Out on the street, the confusion escalated. We called our Peace Corps Safety and Security Officer, who is like a magician when it comes to getting Volunteers out of tight spots. They refused to speak with him. Straight-up wouldn’t do it. After about ten minutes of this impasse and us still in the dark as to our alleged crime, we had a stroke of genius—We put him on speakerphone. Suddenly, they couldn’t help but talk. Our victory was premature, however. After a few minutes they stopped and said, “That’s all. I can’t say anymore.” Apparently there is a strict code of secrecy among tram ticket checkers. Although highly tempted to just walk away, at the advice of our SSO, we followed the women to the police station. He assured us it was not a big deal and he would be able to sort it out better with the police.
We walked into the station and the officer looked up kindly at us. Molly flashed a big TV Reporter smile and said “Hello.” Immediately he asked, “Where are you from?” Molly answered, “America.” Now the women were getting even more upset. “They can speak Ukrainian, you know! Don’t believe them if they say they can’t.” To be fair, it did seem prudent at that time to play the I-don’t-speak-the-language-card, even though we had understood nearly every word they had said. Our Ukrainian hadn’t helped, and had somehow landed us in a police station so we decided to fall back on our mother tongue. When I felt a Ukrainian answer was completely necessary, I purposefully spoke with errors. I doubt this had any bearing on the final outcome, but after a few short minutes at the station, we were free to go. And told to make sure we time-stamped our tickets next time we rode the tram. Apparently you can go one stop without it. So the public defenders of L’viv had watched us buy the tickets and waited until we “broke the law” to fine us.

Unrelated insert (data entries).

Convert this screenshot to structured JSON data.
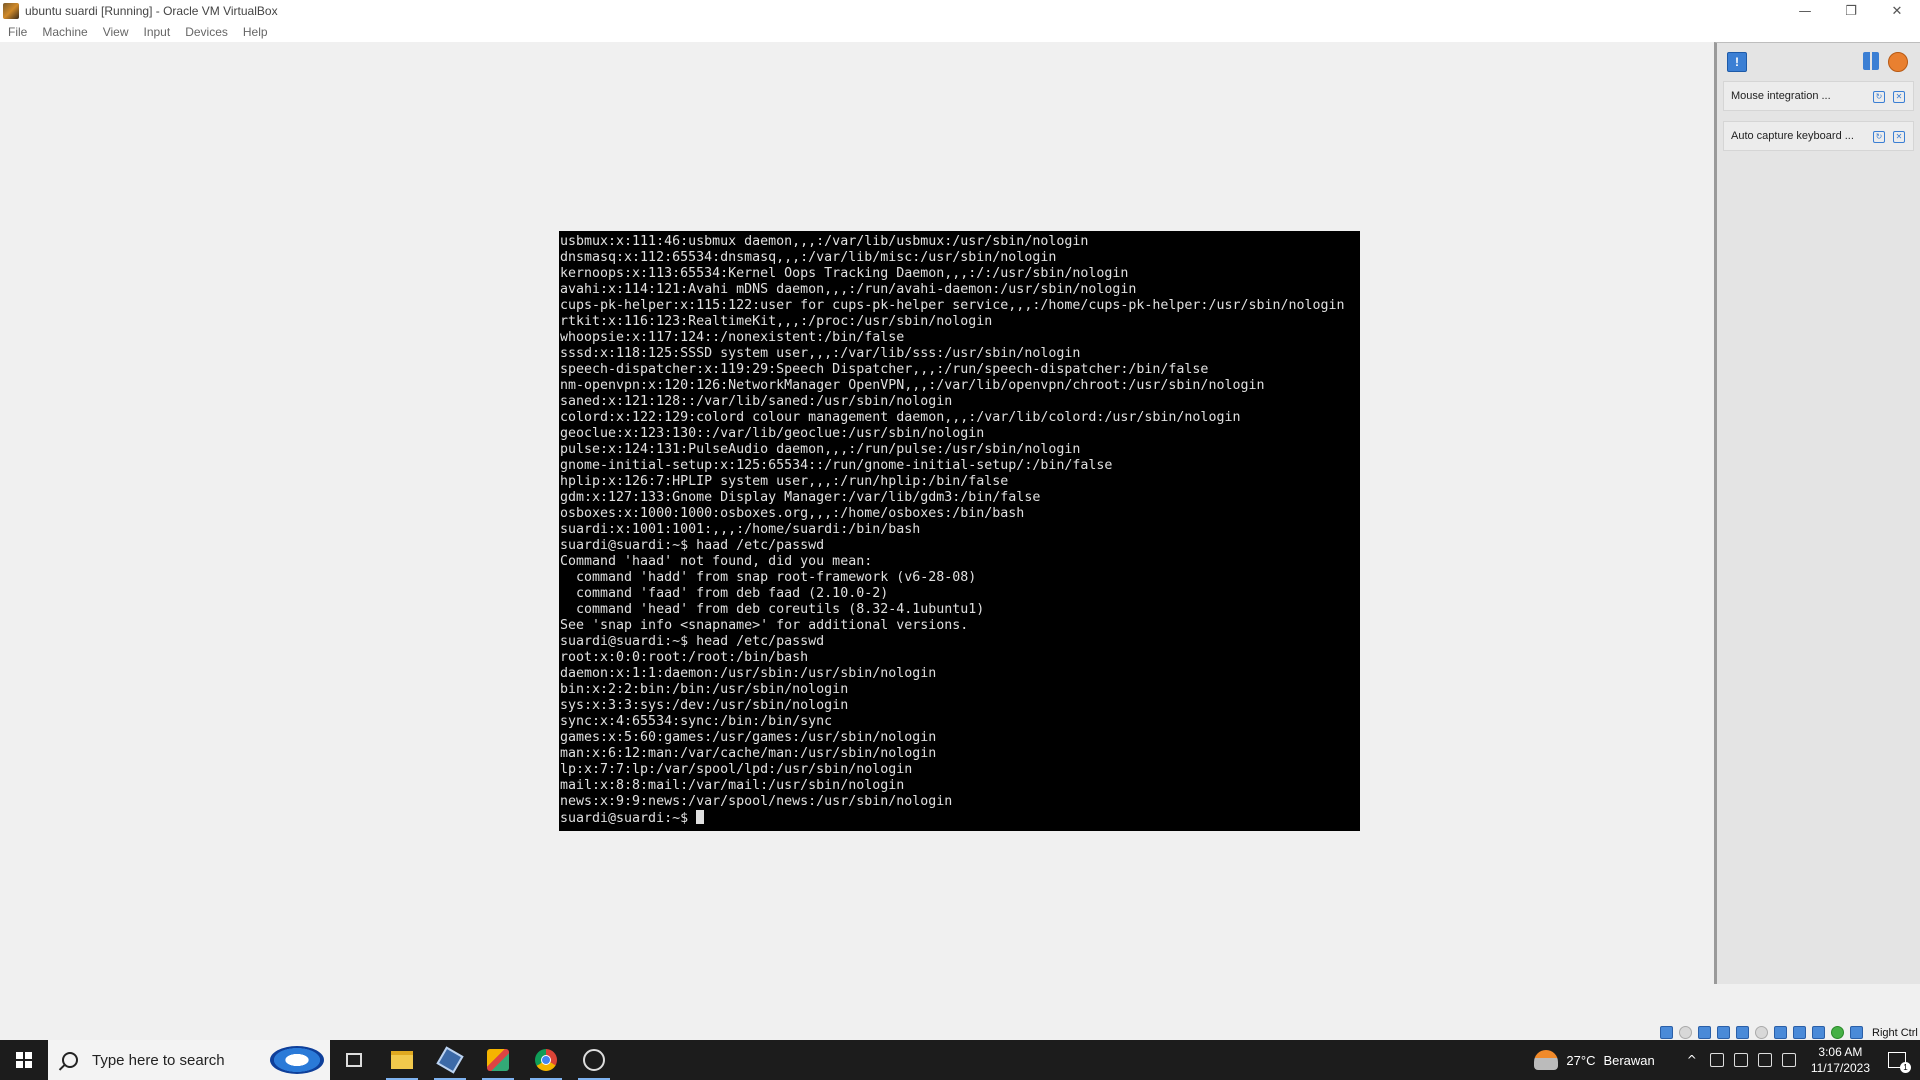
{
  "window": {
    "title": "ubuntu suardi [Running] - Oracle VM VirtualBox",
    "controls": {
      "minimize": "—",
      "restore": "❐",
      "close": "✕"
    }
  },
  "menu": [
    {
      "label": "File"
    },
    {
      "label": "Machine"
    },
    {
      "label": "View"
    },
    {
      "label": "Input"
    },
    {
      "label": "Devices"
    },
    {
      "label": "Help"
    }
  ],
  "terminal": {
    "lines": [
      "usbmux:x:111:46:usbmux daemon,,,:/var/lib/usbmux:/usr/sbin/nologin",
      "dnsmasq:x:112:65534:dnsmasq,,,:/var/lib/misc:/usr/sbin/nologin",
      "kernoops:x:113:65534:Kernel Oops Tracking Daemon,,,:/:/usr/sbin/nologin",
      "avahi:x:114:121:Avahi mDNS daemon,,,:/run/avahi-daemon:/usr/sbin/nologin",
      "cups-pk-helper:x:115:122:user for cups-pk-helper service,,,:/home/cups-pk-helper:/usr/sbin/nologin",
      "rtkit:x:116:123:RealtimeKit,,,:/proc:/usr/sbin/nologin",
      "whoopsie:x:117:124::/nonexistent:/bin/false",
      "sssd:x:118:125:SSSD system user,,,:/var/lib/sss:/usr/sbin/nologin",
      "speech-dispatcher:x:119:29:Speech Dispatcher,,,:/run/speech-dispatcher:/bin/false",
      "nm-openvpn:x:120:126:NetworkManager OpenVPN,,,:/var/lib/openvpn/chroot:/usr/sbin/nologin",
      "saned:x:121:128::/var/lib/saned:/usr/sbin/nologin",
      "colord:x:122:129:colord colour management daemon,,,:/var/lib/colord:/usr/sbin/nologin",
      "geoclue:x:123:130::/var/lib/geoclue:/usr/sbin/nologin",
      "pulse:x:124:131:PulseAudio daemon,,,:/run/pulse:/usr/sbin/nologin",
      "gnome-initial-setup:x:125:65534::/run/gnome-initial-setup/:/bin/false",
      "hplip:x:126:7:HPLIP system user,,,:/run/hplip:/bin/false",
      "gdm:x:127:133:Gnome Display Manager:/var/lib/gdm3:/bin/false",
      "osboxes:x:1000:1000:osboxes.org,,,:/home/osboxes:/bin/bash",
      "suardi:x:1001:1001:,,,:/home/suardi:/bin/bash",
      "suardi@suardi:~$ haad /etc/passwd",
      "Command 'haad' not found, did you mean:",
      "  command 'hadd' from snap root-framework (v6-28-08)",
      "  command 'faad' from deb faad (2.10.0-2)",
      "  command 'head' from deb coreutils (8.32-4.1ubuntu1)",
      "See 'snap info <snapname>' for additional versions.",
      "suardi@suardi:~$ head /etc/passwd",
      "root:x:0:0:root:/root:/bin/bash",
      "daemon:x:1:1:daemon:/usr/sbin:/usr/sbin/nologin",
      "bin:x:2:2:bin:/bin:/usr/sbin/nologin",
      "sys:x:3:3:sys:/dev:/usr/sbin/nologin",
      "sync:x:4:65534:sync:/bin:/bin/sync",
      "games:x:5:60:games:/usr/games:/usr/sbin/nologin",
      "man:x:6:12:man:/var/cache/man:/usr/sbin/nologin",
      "lp:x:7:7:lp:/var/spool/lpd:/usr/sbin/nologin",
      "mail:x:8:8:mail:/var/mail:/usr/sbin/nologin",
      "news:x:9:9:news:/var/spool/news:/usr/sbin/nologin"
    ],
    "prompt": "suardi@suardi:~$ "
  },
  "notifications": {
    "items": [
      {
        "text": "Mouse integration ..."
      },
      {
        "text": "Auto capture keyboard ..."
      }
    ]
  },
  "statusbar": {
    "host_key": "Right Ctrl"
  },
  "taskbar": {
    "search_placeholder": "Type here to search",
    "weather_temp": "27°C",
    "weather_desc": "Berawan",
    "time": "3:06 AM",
    "date": "11/17/2023",
    "notification_count": "1"
  },
  "colors": {
    "terminal_bg": "#000000",
    "terminal_fg": "#e0e0e0",
    "taskbar_bg": "#1c1c1c",
    "accent": "#3b7fd4"
  }
}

“Like I said, it wasn’t that big of deal,” I typed. But Amber’s digital laughter and exclamations left me doubting the dullness of this story. It did have all my usual components: trouble, redemption, humor and a noon expiration date. Somehow, it had flown below the story-worthy radar. Then I realized this wasn’t the only lead I had buried lately. There was the broken-down bus with a leaking roof that tried to drop off all fifty passengers an hour outside of town, my neighbors who only wash their clothes on delicate cycle because they are afraid of the noise and motion their new washing machine makes, and of course the combination water-gas-electricity outages that accompanied the snowstorm. All of which sound perfectly mundane in my head until I get them down on paper.
One of my friends likened my situation to a disaster zone. “Oh it’s not that bad,” I assured her. Upon further reflection I realized lack of light, heat, and water would probably qualify as a disaster in most parts of the world, but all it meant here was that the students wore gloves in class and we shortened each lesson by fifteen minutes. My family is incredulous that I don’t have pictures of any of these so-called calamites. But it seems weird to take pictures of my ordinary life, even if I am wearing a rain jacket inside a bus while a steady stream of water pours over my head. It’s just another day in Ukraine.